That’s why, at 8.a.m. that Wednesday morning, Herber headed to Ray Marsh Elementary to surprise Everitt as her final 2017 Secret Santa recipient.
Everitt has been a crossing guard at Ray Marsh for the past three years. She was at her post, keeping children safe, when Herber arrived.
Everitt was happy to see her officer friend walk up. Little did she know that Herber was actually playing Secret Santa for this particular visit.
They greeted each other with a handshake and talked about the holidays, crossing guard work, and how much Everitt loves the children at Ray Marsh.
While they talked, Herber casually reached into her back pocket for her wallet, pulled out the $100 bill, and handed it to Everitt.
The crossing guard, who has a particular soft spot for special-needs children, was thrilled.

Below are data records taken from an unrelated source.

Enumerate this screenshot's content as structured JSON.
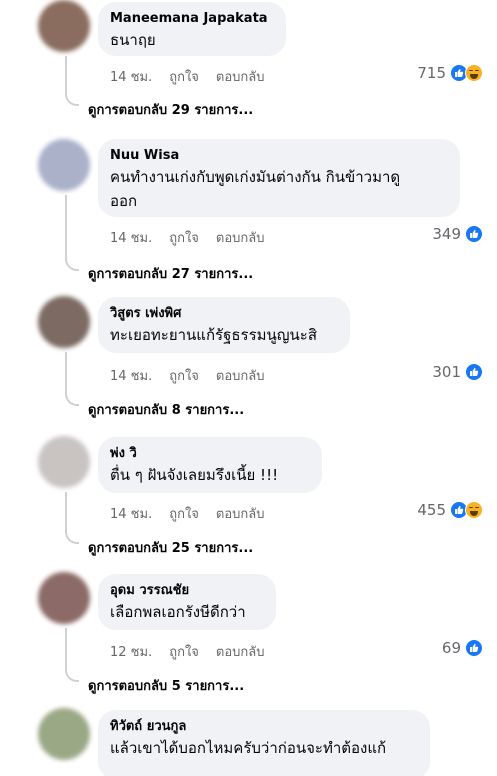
{
  "labels": {
    "like": "ถูกใจ",
    "reply": "ตอบกลับ"
  },
  "comments": [
    {
      "author": "Maneemana Japakata",
      "text": [
        "ธนาฤย"
      ],
      "time": "14 ชม.",
      "count": "715",
      "reactions": [
        "like-icon",
        "haha-icon"
      ],
      "view_replies": "ดูการตอบกลับ 29 รายการ...",
      "avatar_color": "#8a6d5e"
    },
    {
      "author": "Nuu Wisa",
      "text": [
        "คนทำงานเก่งกับพูดเก่งมันต่างกัน กินข้าวมาดู",
        "ออก"
      ],
      "time": "14 ชม.",
      "count": "349",
      "reactions": [
        "like-icon"
      ],
      "view_replies": "ดูการตอบกลับ 27 รายการ...",
      "avatar_color": "#aab1c9"
    },
    {
      "author": "วิสูตร เพ่งพิศ",
      "text": [
        "ทะเยอทะยานแก้รัฐธรรมนูญนะสิ"
      ],
      "time": "14 ชม.",
      "count": "301",
      "reactions": [
        "like-icon"
      ],
      "view_replies": "ดูการตอบกลับ 8 รายการ...",
      "avatar_color": "#7d6a63"
    },
    {
      "author": "พ่ง วิ",
      "text": [
        "ตื่น ๆ ฝันจังเลยมรึงเนี้ย !!!"
      ],
      "time": "14 ชม.",
      "count": "455",
      "reactions": [
        "like-icon",
        "haha-icon"
      ],
      "view_replies": "ดูการตอบกลับ 25 รายการ...",
      "avatar_color": "#c9c4c2"
    },
    {
      "author": "อุดม วรรณชัย",
      "text": [
        "เลือกพลเอกรังษีดีกว่า"
      ],
      "time": "12 ชม.",
      "count": "69",
      "reactions": [
        "like-icon"
      ],
      "view_replies": "ดูการตอบกลับ 5 รายการ...",
      "avatar_color": "#8c6a68"
    },
    {
      "author": "ทิวัตถ์ ยวนกูล",
      "text": [
        "แล้วเขาได้บอกไหมครับว่าก่อนจะทำต้องแก้"
      ],
      "time": "",
      "count": "",
      "reactions": [],
      "view_replies": "",
      "avatar_color": "#9aa886"
    }
  ]
}
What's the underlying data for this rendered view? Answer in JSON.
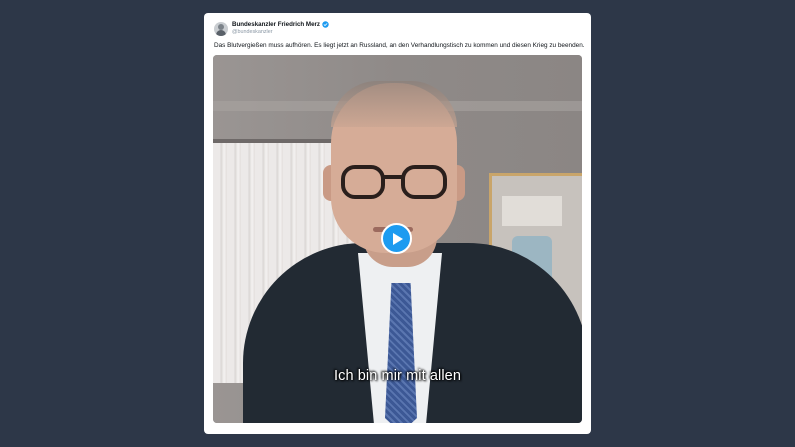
{
  "tweet": {
    "author_name": "Bundeskanzler Friedrich Merz",
    "author_handle": "@bundeskanzler",
    "text": "Das Blutvergießen muss aufhören. Es liegt jetzt an Russland, an den Verhandlungstisch zu kommen und diesen Krieg zu beenden."
  },
  "video": {
    "subtitle": "Ich bin mir mit allen"
  },
  "colors": {
    "background": "#2d3748",
    "card": "#ffffff",
    "accent": "#1d9bf0",
    "text": "#0f1419",
    "muted": "#8b98a5"
  },
  "icons": {
    "verified": "verified-badge-icon",
    "play": "play-icon"
  }
}
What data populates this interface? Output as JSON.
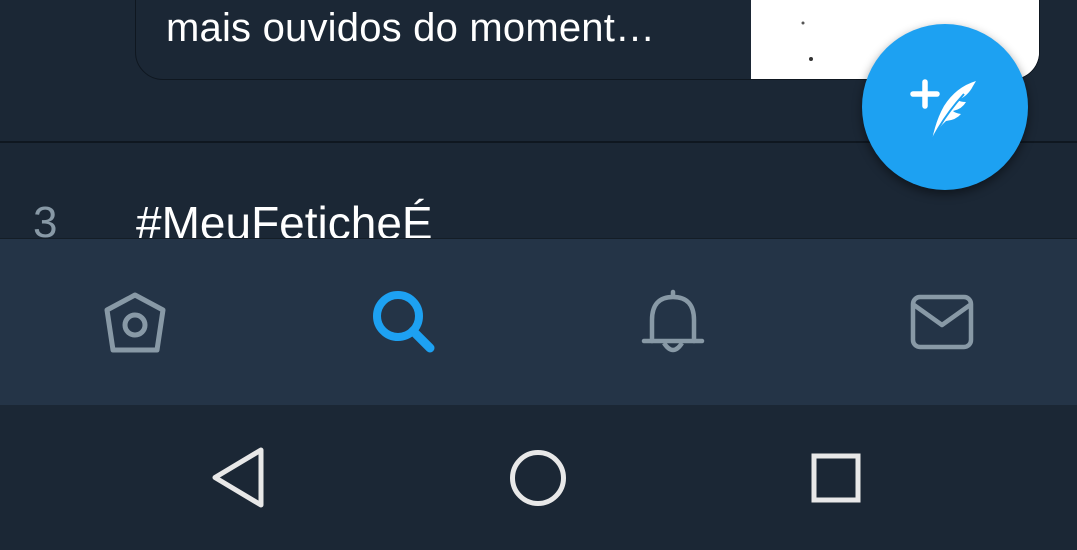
{
  "feed": {
    "card_text": "mais ouvidos do moment…",
    "trend": {
      "rank": "3",
      "hashtag": "#MeuFeticheÉ"
    }
  },
  "fab": {
    "icon": "compose-tweet-icon",
    "color": "#1da1f2"
  },
  "tabbar": {
    "items": [
      {
        "icon": "home-icon",
        "active": false
      },
      {
        "icon": "search-icon",
        "active": true
      },
      {
        "icon": "notifications-bell-icon",
        "active": false
      },
      {
        "icon": "messages-envelope-icon",
        "active": false
      }
    ],
    "active_color": "#1da1f2",
    "inactive_color": "#8899a6"
  },
  "system_nav": {
    "items": [
      {
        "icon": "back-triangle-icon"
      },
      {
        "icon": "home-circle-icon"
      },
      {
        "icon": "recents-square-icon"
      }
    ]
  }
}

While she wouldn’t say exactly what she planned to do with the gift, Everitt did drop a hint.
“At Easter, I got some money and I gave a dollar to the kids who can’t eat candy,” she said. “And, I showed them that George Washington is on the dollar bill.”
Madrigal also had his last $100 to distribute Dec. 13 and chose to visit Shawnee Community Services in search of a recipient.

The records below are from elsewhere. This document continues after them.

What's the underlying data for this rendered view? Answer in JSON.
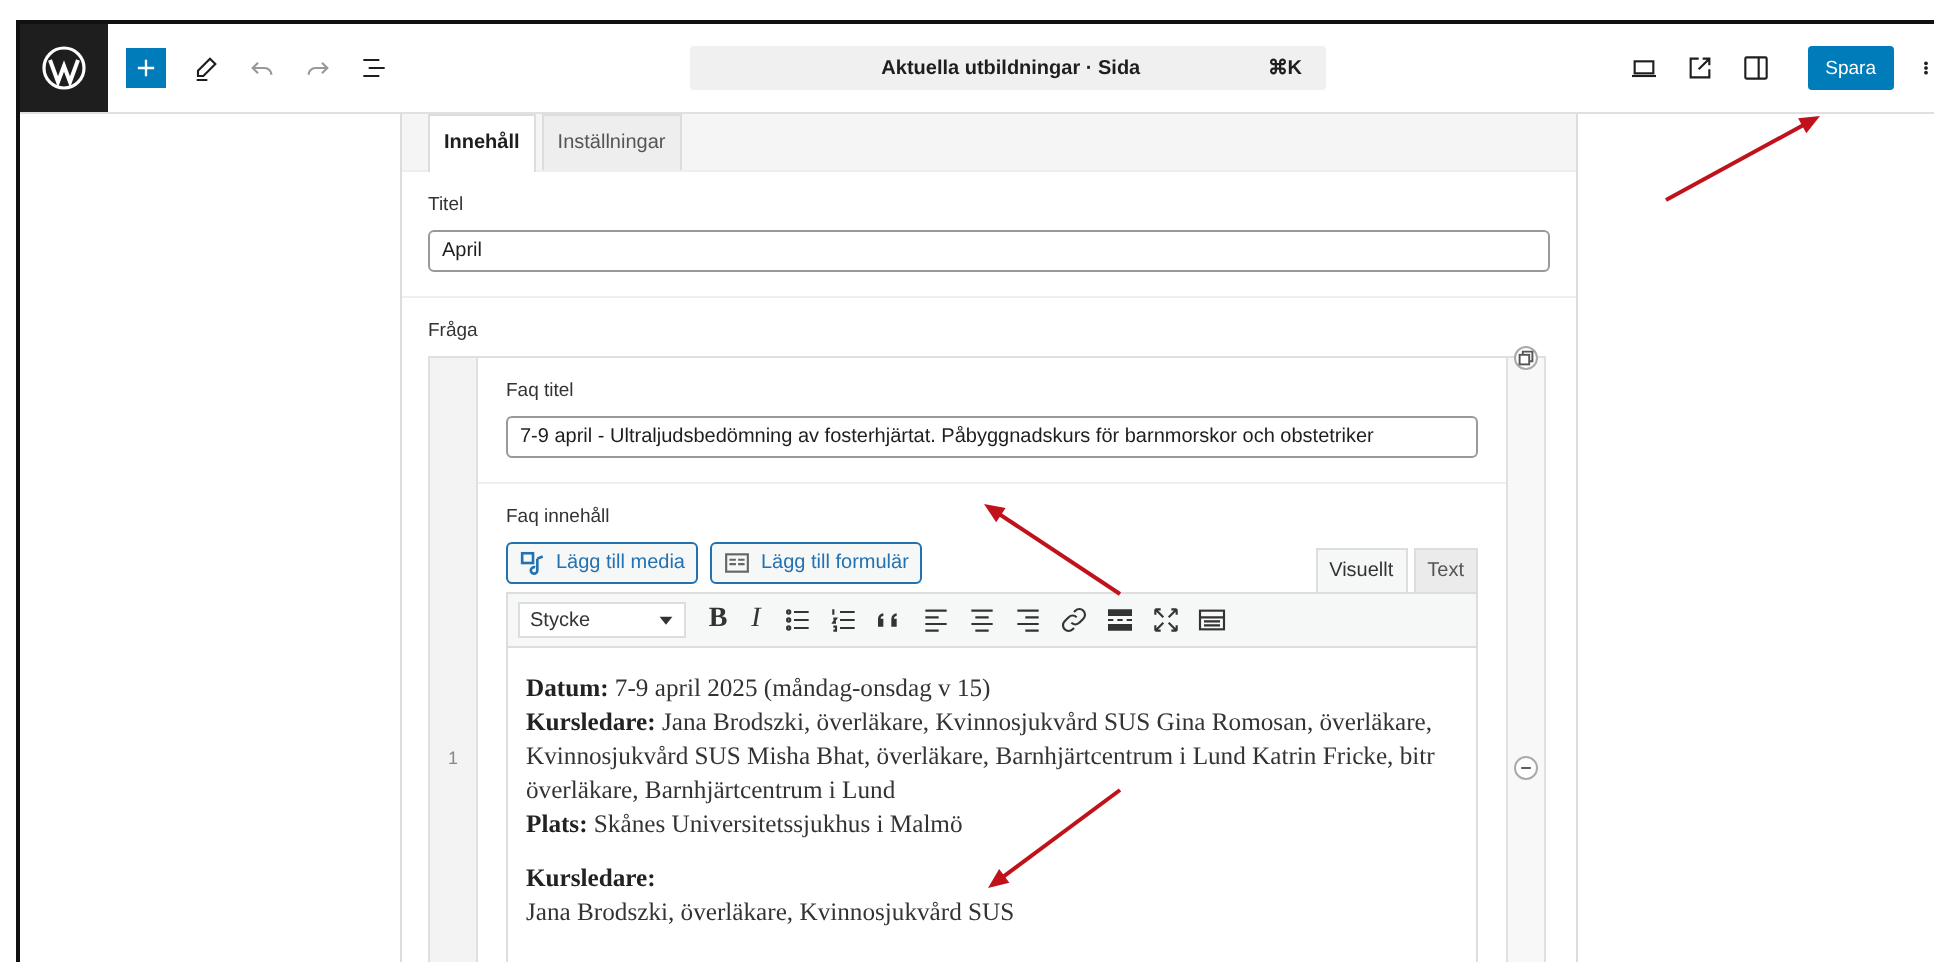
{
  "topbar": {
    "command": {
      "title": "Aktuella utbildningar · Sida",
      "shortcut": "⌘K"
    },
    "save": "Spara"
  },
  "tabs": [
    {
      "label": "Innehåll",
      "selected": true
    },
    {
      "label": "Inställningar",
      "selected": false
    }
  ],
  "title_field": {
    "label": "Titel",
    "value": "April"
  },
  "question": {
    "label": "Fråga",
    "row_number": "1",
    "faq_title": {
      "label": "Faq titel",
      "value": "7-9 april - Ultraljudsbedömning av fosterhjärtat. Påbyggnadskurs för barnmorskor och obstetriker"
    },
    "faq_content": {
      "label": "Faq innehåll",
      "buttons": [
        {
          "kind": "media",
          "label": "Lägg till media"
        },
        {
          "kind": "form",
          "label": "Lägg till formulär"
        }
      ],
      "editor_tabs": [
        {
          "label": "Visuellt",
          "selected": true
        },
        {
          "label": "Text",
          "selected": false
        }
      ],
      "format_select": "Stycke",
      "format_buttons": [
        {
          "kind": "bold",
          "label": "B"
        },
        {
          "kind": "italic",
          "label": "I"
        },
        {
          "kind": "bullet-list"
        },
        {
          "kind": "numbered-list"
        },
        {
          "kind": "quote"
        },
        {
          "kind": "align-left"
        },
        {
          "kind": "align-center"
        },
        {
          "kind": "align-right"
        },
        {
          "kind": "link"
        },
        {
          "kind": "read-more"
        },
        {
          "kind": "fullscreen"
        },
        {
          "kind": "toolbar-toggle"
        }
      ],
      "paragraphs": [
        [
          "**Datum:** 7-9 april 2025 (måndag-onsdag v 15)",
          "**Kursledare:** Jana Brodszki, överläkare, Kvinnosjukvård SUS Gina Romosan, överläkare, Kvinnosjukvård SUS Misha Bhat, överläkare, Barnhjärtcentrum i Lund Katrin Fricke, bitr överläkare, Barnhjärtcentrum i Lund",
          "**Plats:** Skånes Universitetssjukhus i Malmö"
        ],
        [
          "**Kursledare:**",
          "Jana Brodszki, överläkare, Kvinnosjukvård SUS"
        ]
      ]
    }
  }
}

After waiting in the Community Services parking lot for a few minutes, Madrigal, sporting a fluffy Santa hat, approached a woman loading an armful of children’s items she had just purchased into her car.
He introduced himself and the two talked about the woman’s six grandchildren and how important they are to her.
Madrigal then told her about the Secret Santa program and offered her the $100 Secret Santa gift, but the woman politely declined and said she doesn’t really celebrate Christmas on Christmas Day.
“It’s not always as easy to give money away as you might think,” Madrigal said after the woman drove away. “People can be reluctant for a variety of reasons. Some might not trust the situation or they can have personal reasons why they don’t want to accept it.”
Madrigal continued to wait in the Community Services parking lot.
It wasn’t too long before a young mother, Laura Harman, of Overland Park, pulled in with her two children — Finley, 2, and Miles, 1.
As Harman was taking Miles out of his car seat, Madrigal approached her — still wearing the Santa hat — and introduced himself.
After talking for a few minutes, Madrigal asked Harman if she knew about the Secret Santa program and, as he did, he reached into his wallet, pulled out his final $100 gift for 2017, and handed it to Harman.
“I can’t believe this. I can’t believe it,” Harman exclaimed several times.
The timing of the Secret Santa gift was great for Miles, too — coming on his first birthday.
“I think we’ll use some of the money for birthday cupcakes today,” Harman said.
When the donation was made, the program’s anonymous donor set no expectations or guidelines regarding recipients of the Secret Santa gifts.
However, the donor asked that the officers write emails to share stories about the recipients this season. Shawnee Police Chief Rob Moser will pass along the stories to the department’s benefactor.
The money for the department was used to help build an outdoor fitness and workout field adjacent to police headquarters. It is outfitted with synthetic grass, so officers can use the field year round for obstacles courses, fitness drills, and more.
“I’ve suggested dodge ball a few times, but haven’t heard anything back,” Herber said.